This is part one of a two-part blog. Read part two here.
Oasis International Hospital has begun offering a pregnancy loss support group. It’s an issue which affects the lives of many women: up to one in four women deal with the loss of a pregnancy in their lifetime. We spoke to two of Oasis’s staff members, Dr. Juliette Kinn, who obtained her MD and OB/GYN diplomas in France, and is a full time OB/GYN at Oasis, and Sylvia Huang who holds a masters of social work degree from the U.S. Lead by Sylvia Huang, the group is limited to four to five people per session. Meetings take place at Oasis, and are free to attend. Contact firstname.lastname@example.org for more information.
Getting over pregnancy loss can be difficult. What are some common reactions for women?
Huang (M.S.W.): Pregnancy loss can often trigger feelings of loss. Many women who lose their babies become suddenly afraid of losing everything else, be it their sanity, other relationships important to them, their faith in the world, or any hope for the future. Many, many women who go through this loss feel a deep need to grab onto other things in their life for fear of losing those, too. Also, it is normal to feel triggered into sadness in seeing other pregnant women, babies, holidays and anniversaries, playgrounds, doctor’s offices, advertisements for baby-related items. They may bring you to tears even when you feel strong.
What are some common reactions for partners and other family members?
Dr. Kinn: The partners are often supportive although they are grieving too. Some family members might put pressure on the woman, but as long as the woman is open to talk about it, e.g. the mother in law could have been through miscarriage too, she will understand that she is not alone in this situation.
What is miscarriage?
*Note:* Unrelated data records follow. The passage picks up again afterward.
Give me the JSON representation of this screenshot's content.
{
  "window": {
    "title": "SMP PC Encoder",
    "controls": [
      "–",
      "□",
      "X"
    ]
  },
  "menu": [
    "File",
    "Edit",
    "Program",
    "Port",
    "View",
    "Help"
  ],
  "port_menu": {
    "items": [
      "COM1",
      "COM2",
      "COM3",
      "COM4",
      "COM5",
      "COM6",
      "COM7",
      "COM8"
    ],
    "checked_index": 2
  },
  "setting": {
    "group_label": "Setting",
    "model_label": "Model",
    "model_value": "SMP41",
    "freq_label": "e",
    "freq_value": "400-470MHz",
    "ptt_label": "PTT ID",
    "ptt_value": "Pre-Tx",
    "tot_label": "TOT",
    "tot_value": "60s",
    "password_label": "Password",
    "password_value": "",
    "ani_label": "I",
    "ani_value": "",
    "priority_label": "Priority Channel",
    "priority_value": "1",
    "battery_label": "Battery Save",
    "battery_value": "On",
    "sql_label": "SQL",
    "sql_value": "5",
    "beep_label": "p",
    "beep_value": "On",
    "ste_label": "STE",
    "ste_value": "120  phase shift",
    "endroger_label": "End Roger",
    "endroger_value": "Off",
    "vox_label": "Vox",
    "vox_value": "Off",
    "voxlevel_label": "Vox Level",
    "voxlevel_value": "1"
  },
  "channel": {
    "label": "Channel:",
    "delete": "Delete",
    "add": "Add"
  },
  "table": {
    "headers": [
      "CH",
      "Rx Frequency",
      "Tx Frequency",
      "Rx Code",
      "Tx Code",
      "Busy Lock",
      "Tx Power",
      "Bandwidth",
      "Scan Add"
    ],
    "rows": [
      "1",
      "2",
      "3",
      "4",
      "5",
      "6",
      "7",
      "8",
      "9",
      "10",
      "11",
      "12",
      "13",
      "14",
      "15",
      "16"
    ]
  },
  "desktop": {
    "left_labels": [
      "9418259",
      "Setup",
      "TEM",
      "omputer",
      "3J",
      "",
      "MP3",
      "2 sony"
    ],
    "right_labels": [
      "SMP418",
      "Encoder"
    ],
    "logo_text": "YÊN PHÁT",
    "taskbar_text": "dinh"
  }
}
What are some common misconceptions about miscarriage?
Dr. Kinn: Miscarriage means loss of an embryo or fetus before the 20th weeks of amenorrhea or, according to the World Health Organization (WHO), loss of an embryo or fetus less than 500g. Most miscarriages occur during the first 14 weeks of pregnancy. Women may blame themselves for pregnancy loss. They feel guilty and think that they are punished for what they did wrong. Some women may feel useless or cheated by their bodies.
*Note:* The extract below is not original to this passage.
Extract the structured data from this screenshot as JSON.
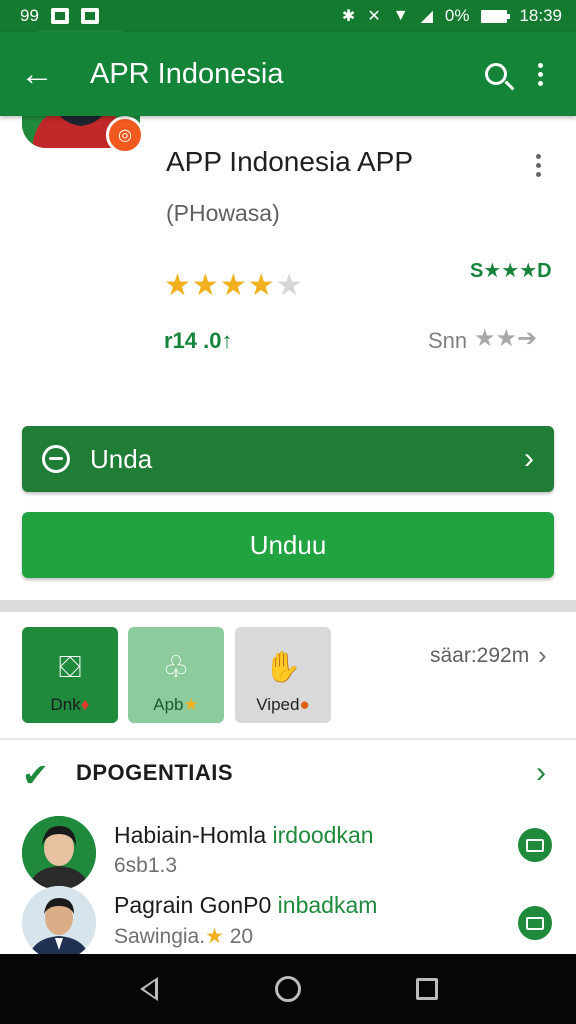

In general, is there anything a woman can do to prevent pregnancy loss?
Dr. Kinn: Low levels of folic acid had been linked to miscarriage, so we usually prescribe folic acid or prenatal vitamins with folic acid as a dietary supplement to prevent miscarriage but not only. After three consecutive miscarriages, we will prescribe tests to find out if there are other factors such as Hughes Syndrome, lupus, thrombophilia, etc. Adapted treatment would be given according to the disease.
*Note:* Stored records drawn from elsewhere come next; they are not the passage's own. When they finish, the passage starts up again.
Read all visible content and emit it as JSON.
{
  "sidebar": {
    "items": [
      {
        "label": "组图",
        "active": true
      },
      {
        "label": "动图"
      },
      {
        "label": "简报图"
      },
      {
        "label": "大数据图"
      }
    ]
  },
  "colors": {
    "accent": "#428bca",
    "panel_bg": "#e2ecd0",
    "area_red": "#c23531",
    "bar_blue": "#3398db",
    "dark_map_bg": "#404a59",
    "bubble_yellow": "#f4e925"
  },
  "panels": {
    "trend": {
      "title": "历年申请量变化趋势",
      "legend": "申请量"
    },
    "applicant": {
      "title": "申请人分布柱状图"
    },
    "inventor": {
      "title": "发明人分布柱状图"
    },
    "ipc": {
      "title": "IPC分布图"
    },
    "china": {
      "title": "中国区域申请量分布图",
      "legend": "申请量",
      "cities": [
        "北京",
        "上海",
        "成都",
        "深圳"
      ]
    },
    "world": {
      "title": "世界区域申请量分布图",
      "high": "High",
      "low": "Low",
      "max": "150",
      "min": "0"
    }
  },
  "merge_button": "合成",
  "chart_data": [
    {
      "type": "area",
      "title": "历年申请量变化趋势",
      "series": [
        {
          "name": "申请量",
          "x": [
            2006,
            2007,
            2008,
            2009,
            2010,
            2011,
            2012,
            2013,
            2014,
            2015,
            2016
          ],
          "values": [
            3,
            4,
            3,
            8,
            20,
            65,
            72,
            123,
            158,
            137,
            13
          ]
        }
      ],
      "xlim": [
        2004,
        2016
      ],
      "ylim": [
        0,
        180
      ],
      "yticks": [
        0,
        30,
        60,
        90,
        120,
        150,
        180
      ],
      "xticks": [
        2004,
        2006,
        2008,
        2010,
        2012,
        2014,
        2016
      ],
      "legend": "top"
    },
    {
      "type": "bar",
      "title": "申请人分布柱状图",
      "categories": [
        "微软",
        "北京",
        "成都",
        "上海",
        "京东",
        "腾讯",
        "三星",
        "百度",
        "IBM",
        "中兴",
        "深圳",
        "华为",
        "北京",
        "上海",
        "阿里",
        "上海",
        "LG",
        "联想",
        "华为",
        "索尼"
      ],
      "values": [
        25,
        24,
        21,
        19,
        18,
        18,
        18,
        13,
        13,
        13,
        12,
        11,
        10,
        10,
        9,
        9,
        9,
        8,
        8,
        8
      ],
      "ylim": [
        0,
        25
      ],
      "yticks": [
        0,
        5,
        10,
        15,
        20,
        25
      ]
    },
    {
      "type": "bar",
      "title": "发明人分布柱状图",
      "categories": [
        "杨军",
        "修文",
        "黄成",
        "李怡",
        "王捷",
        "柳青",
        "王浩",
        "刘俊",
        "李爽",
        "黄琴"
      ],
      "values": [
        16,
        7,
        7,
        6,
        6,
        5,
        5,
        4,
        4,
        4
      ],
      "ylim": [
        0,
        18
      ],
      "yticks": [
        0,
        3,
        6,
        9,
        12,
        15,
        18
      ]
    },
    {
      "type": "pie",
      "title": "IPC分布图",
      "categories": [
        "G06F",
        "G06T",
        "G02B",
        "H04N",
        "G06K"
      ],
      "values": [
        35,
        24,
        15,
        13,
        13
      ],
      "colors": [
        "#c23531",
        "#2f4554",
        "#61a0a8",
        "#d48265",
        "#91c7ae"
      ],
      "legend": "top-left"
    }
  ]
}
What are the risks of having a miscarriage?
The frequency of the miscarriage is between 12 to 15 percent. First trimester miscarriage is the most frequent
– 31.9 percent before 7 weeks of amenorrhea
– 52,3 percent between 8 and 11 weeks of amenorrhea
– 11.1 percent between 12 and 15 weeks of amenorrhea
– 4,7 percent after the first trimester
Quenby, S.M., Farquharson, R.G. (1993) Predicting recurring miscarriage; what is important? Obstet Gynecol, 1993; 82:132-138.
Risks for miscarriage increase with the gravity (number of children) and mother’s age
10 percent at 25 years old
30 percent at 35 years old
50 percent at 42 years old
Striat, G.M. (1990) Recurrent miscarriage: definition and epidemiology. Lancet 1990; 336:673-675
When can couples try for another baby?
Dr. Kinn: There is no proof for the best date to try again. Some doctors give contraceptive pills for three months to facilitate endometrial renewal, and allow the couple to try again after three months. I used to do the same but I don’t anymore because there is no proof and according to my experience, it doesn’t change much. I will suggest to my patients to wait at least until after the next period to try again and I prescribe Folic Acid if they hadn’t already been taking it.
What can couples do to improve their chances for next time?
Dr. Kinn: Eat healthy, stay relaxed, avoid smoking, drinking alcohol, and stress, and take Folic Acid.
Photo: Courtesy of OASIS International Hospital